# WHAT THE TASK ASKS
Could all of the entries be written out exactly, with any pictures omitted?

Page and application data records
((
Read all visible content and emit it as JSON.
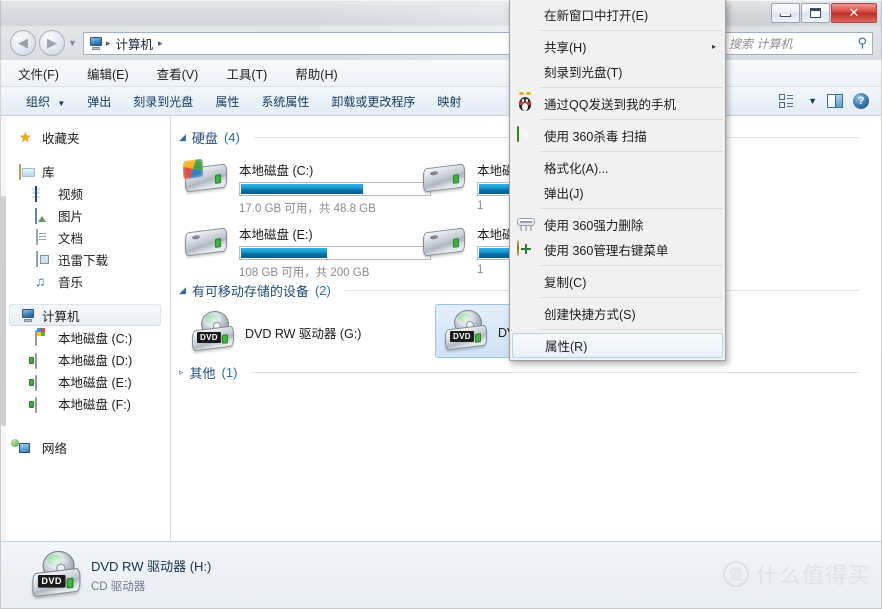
{
  "window": {
    "controls": {
      "minimize": "–",
      "maximize": "□",
      "close": "✕"
    }
  },
  "addressbar": {
    "back_glyph": "◀",
    "forward_glyph": "▶",
    "history_glyph": "▼",
    "computer_icon": "computer-icon",
    "crumb": "计算机",
    "sep": "▸",
    "dropdown_glyph": "▼",
    "refresh_glyph": "↻"
  },
  "search": {
    "placeholder": "搜索 计算机",
    "icon": "⚲"
  },
  "menubar": {
    "items": [
      {
        "label": "文件(F)"
      },
      {
        "label": "编辑(E)"
      },
      {
        "label": "查看(V)"
      },
      {
        "label": "工具(T)"
      },
      {
        "label": "帮助(H)"
      }
    ]
  },
  "toolbar": {
    "items": [
      {
        "label": "组织",
        "caret": "▼"
      },
      {
        "label": "弹出",
        "caret": ""
      },
      {
        "label": "刻录到光盘",
        "caret": ""
      },
      {
        "label": "属性",
        "caret": ""
      },
      {
        "label": "系统属性",
        "caret": ""
      },
      {
        "label": "卸载或更改程序",
        "caret": ""
      },
      {
        "label": "映射",
        "caret": ""
      }
    ],
    "view_caret": "▼",
    "help_glyph": "?"
  },
  "sidebar": {
    "items": [
      {
        "label": "收藏夹",
        "icon": "star-icon",
        "level": 0,
        "selected": false
      },
      {
        "label": "库",
        "icon": "library-icon",
        "level": 0,
        "selected": false
      },
      {
        "label": "视频",
        "icon": "video-icon",
        "level": 1,
        "selected": false
      },
      {
        "label": "图片",
        "icon": "picture-icon",
        "level": 1,
        "selected": false
      },
      {
        "label": "文档",
        "icon": "document-icon",
        "level": 1,
        "selected": false
      },
      {
        "label": "迅雷下载",
        "icon": "download-icon",
        "level": 1,
        "selected": false
      },
      {
        "label": "音乐",
        "icon": "music-icon",
        "level": 1,
        "selected": false
      },
      {
        "label": "计算机",
        "icon": "computer-icon",
        "level": 0,
        "selected": true
      },
      {
        "label": "本地磁盘 (C:)",
        "icon": "windows-drive-icon",
        "level": 1,
        "selected": false
      },
      {
        "label": "本地磁盘 (D:)",
        "icon": "hdd-icon",
        "level": 1,
        "selected": false
      },
      {
        "label": "本地磁盘 (E:)",
        "icon": "hdd-icon",
        "level": 1,
        "selected": false
      },
      {
        "label": "本地磁盘 (F:)",
        "icon": "hdd-icon",
        "level": 1,
        "selected": false
      },
      {
        "label": "网络",
        "icon": "network-icon",
        "level": 0,
        "selected": false
      }
    ]
  },
  "content": {
    "groups": [
      {
        "label": "硬盘",
        "count": "(4)",
        "expanded": true,
        "tri": "◢"
      },
      {
        "label": "有可移动存储的设备",
        "count": "(2)",
        "expanded": true,
        "tri": "◢"
      },
      {
        "label": "其他",
        "count": "(1)",
        "expanded": false,
        "tri": "▹"
      }
    ],
    "drives": [
      {
        "name": "本地磁盘 (C:)",
        "free_text": "17.0 GB 可用，共 48.8 GB",
        "used_pct": 65,
        "icon": "windows-drive-icon"
      },
      {
        "name": "本地磁盘 (E:)",
        "free_text": "108 GB 可用，共 200 GB",
        "used_pct": 46,
        "icon": "hdd-icon"
      },
      {
        "name": "本地磁盘 (D:)",
        "free_text": "1",
        "used_pct": 60,
        "icon": "hdd-icon"
      },
      {
        "name": "本地磁盘 (F:)",
        "free_text": "1",
        "used_pct": 60,
        "icon": "hdd-icon"
      }
    ],
    "removable": [
      {
        "name": "DVD RW 驱动器 (G:)",
        "selected": false
      },
      {
        "name": "DVD RW 驱动器 (H:)",
        "selected": true
      }
    ]
  },
  "details": {
    "title": "DVD RW 驱动器 (H:)",
    "subtitle": "CD 驱动器"
  },
  "watermark": {
    "mark": "值",
    "text": "什么值得买"
  },
  "context_menu": {
    "items": [
      {
        "label": "在新窗口中打开(E)",
        "icon": "",
        "submenu": false,
        "highlighted": false,
        "sep_after": true
      },
      {
        "label": "共享(H)",
        "icon": "",
        "submenu": true,
        "highlighted": false,
        "sep_after": false
      },
      {
        "label": "刻录到光盘(T)",
        "icon": "",
        "submenu": false,
        "highlighted": false,
        "sep_after": true
      },
      {
        "label": "通过QQ发送到我的手机",
        "icon": "qq-icon",
        "submenu": false,
        "highlighted": false,
        "sep_after": true
      },
      {
        "label": "使用 360杀毒 扫描",
        "icon": "shield-icon",
        "submenu": false,
        "highlighted": false,
        "sep_after": true
      },
      {
        "label": "格式化(A)...",
        "icon": "",
        "submenu": false,
        "highlighted": false,
        "sep_after": false
      },
      {
        "label": "弹出(J)",
        "icon": "",
        "submenu": false,
        "highlighted": false,
        "sep_after": true
      },
      {
        "label": "使用 360强力删除",
        "icon": "shredder-icon",
        "submenu": false,
        "highlighted": false,
        "sep_after": false
      },
      {
        "label": "使用 360管理右键菜单",
        "icon": "plus-circle-icon",
        "submenu": false,
        "highlighted": false,
        "sep_after": true
      },
      {
        "label": "复制(C)",
        "icon": "",
        "submenu": false,
        "highlighted": false,
        "sep_after": true
      },
      {
        "label": "创建快捷方式(S)",
        "icon": "",
        "submenu": false,
        "highlighted": false,
        "sep_after": true
      },
      {
        "label": "属性(R)",
        "icon": "",
        "submenu": false,
        "highlighted": true,
        "sep_after": false
      }
    ],
    "submenu_glyph": "▸"
  }
}
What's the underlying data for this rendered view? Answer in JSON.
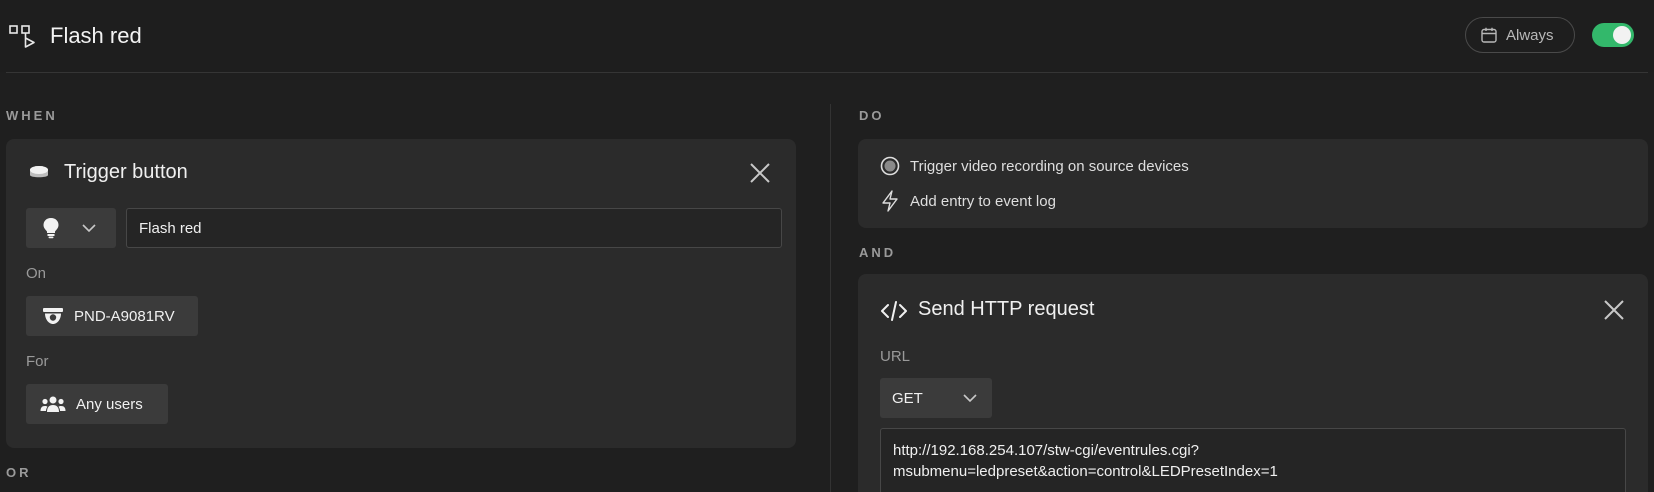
{
  "header": {
    "title": "Flash red",
    "schedule_label": "Always",
    "enabled": true
  },
  "when": {
    "section_label": "WHEN",
    "trigger_card": {
      "title": "Trigger button",
      "icon_type": "lightbulb-icon",
      "name_value": "Flash red",
      "on_label": "On",
      "device_name": "PND-A9081RV",
      "for_label": "For",
      "users_label": "Any users"
    },
    "or_label": "OR"
  },
  "do": {
    "section_label": "DO",
    "items": [
      {
        "icon": "record-icon",
        "label": "Trigger video recording on source devices"
      },
      {
        "icon": "lightning-icon",
        "label": "Add entry to event log"
      }
    ],
    "and_label": "AND",
    "http_card": {
      "title": "Send HTTP request",
      "url_label": "URL",
      "method": "GET",
      "url_line1": "http://192.168.254.107/stw-cgi/eventrules.cgi?",
      "url_line2": "msubmenu=ledpreset&action=control&LEDPresetIndex=1"
    }
  },
  "colors": {
    "background": "#1f1f1f",
    "card": "#2b2b2b",
    "toggle_on": "#33b86b"
  }
}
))
# EXPECTED ANSWER
Read all visible content and emit it as JSON.
{
  "window": {
    "controls": {
      "minimize": "–",
      "maximize": "□",
      "close": "✕"
    }
  },
  "addressbar": {
    "back_glyph": "◀",
    "forward_glyph": "▶",
    "history_glyph": "▼",
    "computer_icon": "computer-icon",
    "crumb": "计算机",
    "sep": "▸",
    "dropdown_glyph": "▼",
    "refresh_glyph": "↻"
  },
  "search": {
    "placeholder": "搜索 计算机",
    "icon": "⚲"
  },
  "menubar": {
    "items": [
      {
        "label": "文件(F)"
      },
      {
        "label": "编辑(E)"
      },
      {
        "label": "查看(V)"
      },
      {
        "label": "工具(T)"
      },
      {
        "label": "帮助(H)"
      }
    ]
  },
  "toolbar": {
    "items": [
      {
        "label": "组织",
        "caret": "▼"
      },
      {
        "label": "弹出",
        "caret": ""
      },
      {
        "label": "刻录到光盘",
        "caret": ""
      },
      {
        "label": "属性",
        "caret": ""
      },
      {
        "label": "系统属性",
        "caret": ""
      },
      {
        "label": "卸载或更改程序",
        "caret": ""
      },
      {
        "label": "映射",
        "caret": ""
      }
    ],
    "view_caret": "▼",
    "help_glyph": "?"
  },
  "sidebar": {
    "items": [
      {
        "label": "收藏夹",
        "icon": "star-icon",
        "level": 0,
        "selected": false
      },
      {
        "label": "库",
        "icon": "library-icon",
        "level": 0,
        "selected": false
      },
      {
        "label": "视频",
        "icon": "video-icon",
        "level": 1,
        "selected": false
      },
      {
        "label": "图片",
        "icon": "picture-icon",
        "level": 1,
        "selected": false
      },
      {
        "label": "文档",
        "icon": "document-icon",
        "level": 1,
        "selected": false
      },
      {
        "label": "迅雷下载",
        "icon": "download-icon",
        "level": 1,
        "selected": false
      },
      {
        "label": "音乐",
        "icon": "music-icon",
        "level": 1,
        "selected": false
      },
      {
        "label": "计算机",
        "icon": "computer-icon",
        "level": 0,
        "selected": true
      },
      {
        "label": "本地磁盘 (C:)",
        "icon": "windows-drive-icon",
        "level": 1,
        "selected": false
      },
      {
        "label": "本地磁盘 (D:)",
        "icon": "hdd-icon",
        "level": 1,
        "selected": false
      },
      {
        "label": "本地磁盘 (E:)",
        "icon": "hdd-icon",
        "level": 1,
        "selected": false
      },
      {
        "label": "本地磁盘 (F:)",
        "icon": "hdd-icon",
        "level": 1,
        "selected": false
      },
      {
        "label": "网络",
        "icon": "network-icon",
        "level": 0,
        "selected": false
      }
    ]
  },
  "content": {
    "groups": [
      {
        "label": "硬盘",
        "count": "(4)",
        "expanded": true,
        "tri": "◢"
      },
      {
        "label": "有可移动存储的设备",
        "count": "(2)",
        "expanded": true,
        "tri": "◢"
      },
      {
        "label": "其他",
        "count": "(1)",
        "expanded": false,
        "tri": "▹"
      }
    ],
    "drives": [
      {
        "name": "本地磁盘 (C:)",
        "free_text": "17.0 GB 可用，共 48.8 GB",
        "used_pct": 65,
        "icon": "windows-drive-icon"
      },
      {
        "name": "本地磁盘 (E:)",
        "free_text": "108 GB 可用，共 200 GB",
        "used_pct": 46,
        "icon": "hdd-icon"
      },
      {
        "name": "本地磁盘 (D:)",
        "free_text": "1",
        "used_pct": 60,
        "icon": "hdd-icon"
      },
      {
        "name": "本地磁盘 (F:)",
        "free_text": "1",
        "used_pct": 60,
        "icon": "hdd-icon"
      }
    ],
    "removable": [
      {
        "name": "DVD RW 驱动器 (G:)",
        "selected": false
      },
      {
        "name": "DVD RW 驱动器 (H:)",
        "selected": true
      }
    ]
  },
  "details": {
    "title": "DVD RW 驱动器 (H:)",
    "subtitle": "CD 驱动器"
  },
  "watermark": {
    "mark": "值",
    "text": "什么值得买"
  },
  "context_menu": {
    "items": [
      {
        "label": "在新窗口中打开(E)",
        "icon": "",
        "submenu": false,
        "highlighted": false,
        "sep_after": true
      },
      {
        "label": "共享(H)",
        "icon": "",
        "submenu": true,
        "highlighted": false,
        "sep_after": false
      },
      {
        "label": "刻录到光盘(T)",
        "icon": "",
        "submenu": false,
        "highlighted": false,
        "sep_after": true
      },
      {
        "label": "通过QQ发送到我的手机",
        "icon": "qq-icon",
        "submenu": false,
        "highlighted": false,
        "sep_after": true
      },
      {
        "label": "使用 360杀毒 扫描",
        "icon": "shield-icon",
        "submenu": false,
        "highlighted": false,
        "sep_after": true
      },
      {
        "label": "格式化(A)...",
        "icon": "",
        "submenu": false,
        "highlighted": false,
        "sep_after": false
      },
      {
        "label": "弹出(J)",
        "icon": "",
        "submenu": false,
        "highlighted": false,
        "sep_after": true
      },
      {
        "label": "使用 360强力删除",
        "icon": "shredder-icon",
        "submenu": false,
        "highlighted": false,
        "sep_after": false
      },
      {
        "label": "使用 360管理右键菜单",
        "icon": "plus-circle-icon",
        "submenu": false,
        "highlighted": false,
        "sep_after": true
      },
      {
        "label": "复制(C)",
        "icon": "",
        "submenu": false,
        "highlighted": false,
        "sep_after": true
      },
      {
        "label": "创建快捷方式(S)",
        "icon": "",
        "submenu": false,
        "highlighted": false,
        "sep_after": true
      },
      {
        "label": "属性(R)",
        "icon": "",
        "submenu": false,
        "highlighted": true,
        "sep_after": false
      }
    ],
    "submenu_glyph": "▸"
  }
}
What's the underlying data for this rendered view? Answer in JSON.
{
  "header": {
    "title": "Flash red",
    "schedule_label": "Always",
    "enabled": true
  },
  "when": {
    "section_label": "WHEN",
    "trigger_card": {
      "title": "Trigger button",
      "icon_type": "lightbulb-icon",
      "name_value": "Flash red",
      "on_label": "On",
      "device_name": "PND-A9081RV",
      "for_label": "For",
      "users_label": "Any users"
    },
    "or_label": "OR"
  },
  "do": {
    "section_label": "DO",
    "items": [
      {
        "icon": "record-icon",
        "label": "Trigger video recording on source devices"
      },
      {
        "icon": "lightning-icon",
        "label": "Add entry to event log"
      }
    ],
    "and_label": "AND",
    "http_card": {
      "title": "Send HTTP request",
      "url_label": "URL",
      "method": "GET",
      "url_line1": "http://192.168.254.107/stw-cgi/eventrules.cgi?",
      "url_line2": "msubmenu=ledpreset&action=control&LEDPresetIndex=1"
    }
  },
  "colors": {
    "background": "#1f1f1f",
    "card": "#2b2b2b",
    "toggle_on": "#33b86b"
  }
}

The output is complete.